Nurture the minority who show potential and desire
If elitism translates into an enhanced skills base, bring it on
IF ONE ACCEPTS that the calibre of a country is determined by the calibre of its people, then the nationwide furore over the recent spate of disappointing matriculation results should be cause for deep concern.
We hardly need reminding that the Accelerated and Shared Growth Initiative of South Africa (Asgisa) aims to grow the economy by 6%/year and to halve poverty and unemployment by 2014.
Asgisa can only succeed if the requisite skills are forthcoming – hence the Joint Initiative on Priority Skills Acquisition (Jipsa), which strives to identify priority skills shortfalls.
Against such a background, I venture to suggest, perhaps controversially, that our matric results have not been as disastrous as they appear at first glance.
I maintain that perspective is lost in the expectation that every youngster sitting for his/her school-leaving examination should excel. Nowhere in the world does it work that way.
China, where “only” some 300m people qualify to operate in the First World, is illustrative. The example might be a tad extreme, but it does serve to demonstrate that less than 30% of the population reaches the top competency quartile.
Given the limits of resources, human ability and achievement, our focus of con- cern should assume a micro rather than macro dimension. Reality, harsh though it might be, urges us to: • Accept that the majority do not have the resources, interest or perhaps intellect to emerge from school with distinctions in mathematics and science; and Nurture the minority who demonstrate the requisite potential and desire to excel in mathematics and science. The challenge is to identify the potential and interest, secure in the knowledge that the number of matriculants currently shining in the sciences represent no more than a small fraction of those capable of doing so if given the desired support.
It’s a context that projects to the forefront the considerable lengths to which we at the South African Institute of Chartered Accountants (Saica) have gone to expand the layer of the mathematics cream at the top of the glass of milk.
Saica’s Thuthuka Education Upliftment Project initiative identifies, trains, educates, cajoles and encourages the numerate potential of some of the nation’s black secondary and tertiary students. Mathematics, English, science and accounting are the subjects of focus. Life orientation has also become a critical subject to address.
Early on, we learned that full-time tertiary study was critical to our students’ success. This is why bursaries making it possible for our budding stars to study on a full-time basis have become a cornerstone of the programme.
Every problem might be capable of an answer; yet not every answer is the solution to all problems. If it were, then Thuthuka’s work would not be constrained by funds sufficient only to deliver maximum intel- lectual succour to thousands, when tens of thousands are clamouring for their talent to be brought to fruition.
While the Departments of Labour and Science and Technology, as well as the accounting profession, have channelled many millions into Thuthuka, the aggregate wherewithal falls woefully short of the ideal number.

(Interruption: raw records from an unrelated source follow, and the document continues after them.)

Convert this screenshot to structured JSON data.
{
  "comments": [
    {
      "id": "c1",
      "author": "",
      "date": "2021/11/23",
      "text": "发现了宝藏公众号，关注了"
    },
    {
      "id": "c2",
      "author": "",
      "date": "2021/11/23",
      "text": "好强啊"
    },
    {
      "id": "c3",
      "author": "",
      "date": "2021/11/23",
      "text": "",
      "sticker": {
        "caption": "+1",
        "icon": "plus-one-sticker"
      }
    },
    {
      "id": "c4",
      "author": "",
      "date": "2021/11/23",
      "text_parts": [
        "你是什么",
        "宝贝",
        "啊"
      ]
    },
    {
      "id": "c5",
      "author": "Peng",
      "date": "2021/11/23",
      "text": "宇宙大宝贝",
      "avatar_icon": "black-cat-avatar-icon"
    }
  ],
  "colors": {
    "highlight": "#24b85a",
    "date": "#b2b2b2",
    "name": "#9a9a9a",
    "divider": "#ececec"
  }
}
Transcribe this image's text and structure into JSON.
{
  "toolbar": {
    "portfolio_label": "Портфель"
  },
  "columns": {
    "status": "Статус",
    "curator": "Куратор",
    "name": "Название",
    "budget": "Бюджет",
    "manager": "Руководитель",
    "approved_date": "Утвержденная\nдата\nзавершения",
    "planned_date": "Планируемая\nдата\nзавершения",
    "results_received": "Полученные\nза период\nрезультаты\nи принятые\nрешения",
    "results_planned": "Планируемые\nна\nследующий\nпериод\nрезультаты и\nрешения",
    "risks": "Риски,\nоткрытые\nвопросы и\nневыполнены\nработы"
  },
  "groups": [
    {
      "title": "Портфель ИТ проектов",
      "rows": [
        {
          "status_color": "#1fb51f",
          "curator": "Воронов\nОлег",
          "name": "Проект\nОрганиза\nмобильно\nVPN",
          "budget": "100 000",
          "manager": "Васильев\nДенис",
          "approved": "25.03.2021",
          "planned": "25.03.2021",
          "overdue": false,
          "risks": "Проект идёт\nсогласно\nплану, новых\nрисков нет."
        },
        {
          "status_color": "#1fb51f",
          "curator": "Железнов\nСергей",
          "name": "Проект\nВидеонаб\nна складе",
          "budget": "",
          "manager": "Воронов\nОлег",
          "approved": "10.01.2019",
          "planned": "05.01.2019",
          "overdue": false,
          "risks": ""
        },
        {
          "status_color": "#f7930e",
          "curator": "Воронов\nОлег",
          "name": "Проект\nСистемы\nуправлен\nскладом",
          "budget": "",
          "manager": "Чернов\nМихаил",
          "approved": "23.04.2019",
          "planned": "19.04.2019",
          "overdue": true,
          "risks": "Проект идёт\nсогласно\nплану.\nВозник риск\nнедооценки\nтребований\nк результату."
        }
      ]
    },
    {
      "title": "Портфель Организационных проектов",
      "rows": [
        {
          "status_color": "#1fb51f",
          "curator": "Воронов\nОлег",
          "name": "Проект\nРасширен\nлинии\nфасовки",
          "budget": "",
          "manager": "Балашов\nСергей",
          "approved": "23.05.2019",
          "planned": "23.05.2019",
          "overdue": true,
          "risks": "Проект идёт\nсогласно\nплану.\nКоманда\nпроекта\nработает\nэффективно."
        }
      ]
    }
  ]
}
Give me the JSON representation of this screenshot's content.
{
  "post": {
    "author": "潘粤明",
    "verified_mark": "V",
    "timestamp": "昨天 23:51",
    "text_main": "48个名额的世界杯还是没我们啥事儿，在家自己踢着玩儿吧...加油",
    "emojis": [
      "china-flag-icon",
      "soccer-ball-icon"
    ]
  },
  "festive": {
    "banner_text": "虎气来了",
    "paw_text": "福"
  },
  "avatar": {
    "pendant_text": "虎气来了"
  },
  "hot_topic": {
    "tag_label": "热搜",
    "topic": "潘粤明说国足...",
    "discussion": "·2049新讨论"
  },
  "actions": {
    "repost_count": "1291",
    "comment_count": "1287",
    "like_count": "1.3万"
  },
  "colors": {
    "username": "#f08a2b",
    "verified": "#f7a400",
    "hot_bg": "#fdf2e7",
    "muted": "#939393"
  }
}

It’s a financial bottleneck that fosters neglect in those areas of the country untouched by the programme and that forces those who select candidates to turn away the many who come within a whisker of academic excellence.
The lesson is clear: Asgisa is heavily dependent on Jipsa, which, in turn, is becoming increasingly reliant on the private sector and Government partnerships and initiatives like Thuthuka.
Skills shortages are manifestly hampering our economic growth rate. And while the shortages are evident in professions such as science, accountancy and engineering, the generic paucity dare not be ignored, stemming as it does from insufficient exposure – from an early age – to mathematics, science, accounting and English.
The solutions lie not only in allocating much heightened public and private sector funding to education in general, but in applying the additional money to benefit youngsters with the potential and interest to succeed in the targeted academic disciplines.
I accept that there are many who would reject the proposal as discriminatory. My answer highlights square pegs in round holes. Numeracy is at a premium; we desperately need more accountants, more teachers and more engineers. Force those who are not so inclined into these professions and you are left with an unhappy generation and wasted financial resources.
If assisting those with scarce intellectual resources to reach their goal is elitist, then I for one am unashamedly in favour of elitism.
Chantyl Mulder is the senior executive for transformation at the South African Institute of Chartered Accountants (Saica).